The challenge of implementing new workplace strategies
When implementing new workplace strategies, which might include activity-based working, for instance, multinational corporations usually run the concept as a pilot at their headquarters and after a successful test phase, start a global rollout based on initial findings. Approaches like this rarely consider the influence of local culture and diverse behaviours around the world, as prior to modern space occupation data it was simply not possible to consider local differences without tremendous efforts. So, companies would replicate their workplace blueprints with no or little adaptations and by doing so, set up for failure. Common traps include, for example, the elimination of single offices, or the increase of desk density to one common ratio. As a consequence, these workspaces are highly likely not to be accepted, or they will simply not provide an optimal working environment for local employees. Therefore, companies still miss out on a powerful tool to increase team productivity, talent attraction, and employee wellbeing.
The understanding for local preferences
To enhance global integration within the organisation and build a workspace that works around the globe, both mirroring corporate culture and embedding local culture, the understanding of local behaviours is key.
The workplace culture study from Steelcase has shown that two of the key aspects to consider are tolerance to occupancy density and acceptance to work away from the office. In times when globalisation, employee flexibility, and work-life-balance are trending buzzwords of western workplace strategy, one tends to forget that this might not be the norm in other cultures, and tolerance towards occupancy density can vary greatly. In workplaces that are organised more hierarchically, physical presence at the office is generally viewed as a necessity, which implies that acceptance for working away from the office is lower. Consequently, utilisation of the workspace will be higher throughout the week, leading to smaller optimal sharing ratio of workspaces. Additionally, different workplace modules may be required to cater for diverse work patterns and organisational structures.
Steps to take for a future-proof global office
So, a truly future-proof global office calls for a great diversity of settings – all carefully established through a robust process of understanding work practices and behaviours.
Utilisation data can help to understand work patterns in order to identify differences and similarities between distant locations and to discern at a glance where it is necessary to adapt the workspace strategy and to focus attention. A thorough investigation including interviews and workshops with local staff and management builds the foundation for the further process.
Building on existing infrastructure and data sources, Locatee’s Smart Building Platform is highly scalable and can be implemented easily on locations around the globe to study utilisation on a multinational scale. Therefore, corporate real estate can build a rollout plan following a simple step-by-step process.

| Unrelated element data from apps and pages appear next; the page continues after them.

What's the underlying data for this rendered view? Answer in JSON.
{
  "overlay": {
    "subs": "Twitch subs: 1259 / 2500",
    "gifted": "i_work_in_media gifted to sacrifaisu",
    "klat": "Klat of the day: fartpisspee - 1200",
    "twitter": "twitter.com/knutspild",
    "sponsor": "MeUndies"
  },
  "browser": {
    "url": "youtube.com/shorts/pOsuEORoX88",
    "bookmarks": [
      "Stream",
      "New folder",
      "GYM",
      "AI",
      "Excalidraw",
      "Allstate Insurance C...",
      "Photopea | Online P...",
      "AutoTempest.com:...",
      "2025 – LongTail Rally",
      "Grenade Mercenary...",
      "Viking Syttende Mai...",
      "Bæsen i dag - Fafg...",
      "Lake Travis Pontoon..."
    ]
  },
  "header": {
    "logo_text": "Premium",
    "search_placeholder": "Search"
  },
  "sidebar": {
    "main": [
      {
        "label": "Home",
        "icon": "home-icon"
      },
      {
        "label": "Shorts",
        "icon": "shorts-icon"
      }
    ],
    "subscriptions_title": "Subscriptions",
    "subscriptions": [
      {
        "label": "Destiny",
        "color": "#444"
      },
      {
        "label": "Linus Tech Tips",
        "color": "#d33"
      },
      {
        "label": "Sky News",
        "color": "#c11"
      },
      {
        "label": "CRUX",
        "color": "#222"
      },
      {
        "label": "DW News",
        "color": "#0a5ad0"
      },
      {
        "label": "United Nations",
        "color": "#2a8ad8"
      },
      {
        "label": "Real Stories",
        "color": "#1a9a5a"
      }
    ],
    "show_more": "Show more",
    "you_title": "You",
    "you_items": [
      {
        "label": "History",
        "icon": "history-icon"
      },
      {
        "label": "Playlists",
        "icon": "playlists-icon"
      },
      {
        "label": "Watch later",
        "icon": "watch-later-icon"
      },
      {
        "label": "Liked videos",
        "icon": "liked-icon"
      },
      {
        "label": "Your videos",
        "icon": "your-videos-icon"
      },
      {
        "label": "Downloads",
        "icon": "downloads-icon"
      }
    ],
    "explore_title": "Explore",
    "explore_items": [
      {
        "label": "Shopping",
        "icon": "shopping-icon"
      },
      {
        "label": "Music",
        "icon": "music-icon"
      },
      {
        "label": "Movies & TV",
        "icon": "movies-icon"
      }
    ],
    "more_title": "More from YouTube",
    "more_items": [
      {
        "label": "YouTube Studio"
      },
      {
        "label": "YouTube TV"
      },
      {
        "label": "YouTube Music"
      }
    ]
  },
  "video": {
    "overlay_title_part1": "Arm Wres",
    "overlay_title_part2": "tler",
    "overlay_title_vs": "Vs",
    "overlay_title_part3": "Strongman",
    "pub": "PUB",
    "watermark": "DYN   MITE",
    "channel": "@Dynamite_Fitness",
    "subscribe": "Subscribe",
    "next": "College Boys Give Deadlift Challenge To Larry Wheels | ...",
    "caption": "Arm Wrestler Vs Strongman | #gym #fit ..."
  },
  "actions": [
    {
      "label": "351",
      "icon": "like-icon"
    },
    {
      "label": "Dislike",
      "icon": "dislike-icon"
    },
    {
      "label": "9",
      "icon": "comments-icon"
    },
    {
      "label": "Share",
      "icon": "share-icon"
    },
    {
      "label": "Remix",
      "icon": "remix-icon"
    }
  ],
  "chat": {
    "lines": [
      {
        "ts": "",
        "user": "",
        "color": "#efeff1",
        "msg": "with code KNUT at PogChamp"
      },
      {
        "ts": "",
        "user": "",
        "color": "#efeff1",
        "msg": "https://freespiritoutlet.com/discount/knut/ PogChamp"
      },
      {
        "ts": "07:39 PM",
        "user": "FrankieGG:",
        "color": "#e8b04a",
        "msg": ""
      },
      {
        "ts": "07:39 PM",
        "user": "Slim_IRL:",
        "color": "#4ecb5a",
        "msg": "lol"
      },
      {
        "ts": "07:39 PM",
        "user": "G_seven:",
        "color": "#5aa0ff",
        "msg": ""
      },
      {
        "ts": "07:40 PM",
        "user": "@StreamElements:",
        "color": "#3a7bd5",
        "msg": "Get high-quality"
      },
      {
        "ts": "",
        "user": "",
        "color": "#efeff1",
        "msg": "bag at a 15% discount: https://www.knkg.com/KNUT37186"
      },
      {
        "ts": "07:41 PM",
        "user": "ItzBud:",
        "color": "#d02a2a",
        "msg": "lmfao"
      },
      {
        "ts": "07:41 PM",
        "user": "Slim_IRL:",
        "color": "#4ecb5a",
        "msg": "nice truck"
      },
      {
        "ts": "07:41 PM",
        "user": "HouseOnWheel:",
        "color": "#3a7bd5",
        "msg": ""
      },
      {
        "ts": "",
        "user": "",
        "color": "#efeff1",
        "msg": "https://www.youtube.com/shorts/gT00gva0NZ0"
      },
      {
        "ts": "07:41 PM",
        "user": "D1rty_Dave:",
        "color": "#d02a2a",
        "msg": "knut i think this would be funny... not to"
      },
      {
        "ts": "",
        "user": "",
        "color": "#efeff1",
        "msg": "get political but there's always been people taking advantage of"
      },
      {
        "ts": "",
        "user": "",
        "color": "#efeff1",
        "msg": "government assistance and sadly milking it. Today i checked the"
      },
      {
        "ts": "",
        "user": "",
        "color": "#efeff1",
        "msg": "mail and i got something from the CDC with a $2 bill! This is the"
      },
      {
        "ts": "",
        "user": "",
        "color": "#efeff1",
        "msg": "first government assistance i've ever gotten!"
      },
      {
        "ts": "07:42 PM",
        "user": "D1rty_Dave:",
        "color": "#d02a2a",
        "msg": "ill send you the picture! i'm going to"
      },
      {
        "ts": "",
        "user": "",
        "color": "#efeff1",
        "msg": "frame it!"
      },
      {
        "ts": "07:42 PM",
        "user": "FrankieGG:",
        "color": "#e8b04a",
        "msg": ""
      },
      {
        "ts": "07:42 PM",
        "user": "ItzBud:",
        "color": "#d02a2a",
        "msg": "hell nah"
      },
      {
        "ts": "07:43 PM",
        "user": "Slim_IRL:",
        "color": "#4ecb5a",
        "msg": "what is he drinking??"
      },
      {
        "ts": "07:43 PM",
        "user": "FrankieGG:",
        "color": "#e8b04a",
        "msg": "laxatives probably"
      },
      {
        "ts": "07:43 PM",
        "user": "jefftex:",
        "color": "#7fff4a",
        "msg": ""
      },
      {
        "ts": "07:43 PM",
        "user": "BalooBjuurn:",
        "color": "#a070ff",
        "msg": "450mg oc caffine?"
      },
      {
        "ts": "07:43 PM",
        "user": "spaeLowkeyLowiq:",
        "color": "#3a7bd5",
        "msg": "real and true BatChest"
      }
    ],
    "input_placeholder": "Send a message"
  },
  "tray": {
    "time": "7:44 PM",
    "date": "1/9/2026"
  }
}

Let us help you to understand your work patterns and build up your future-proof global office!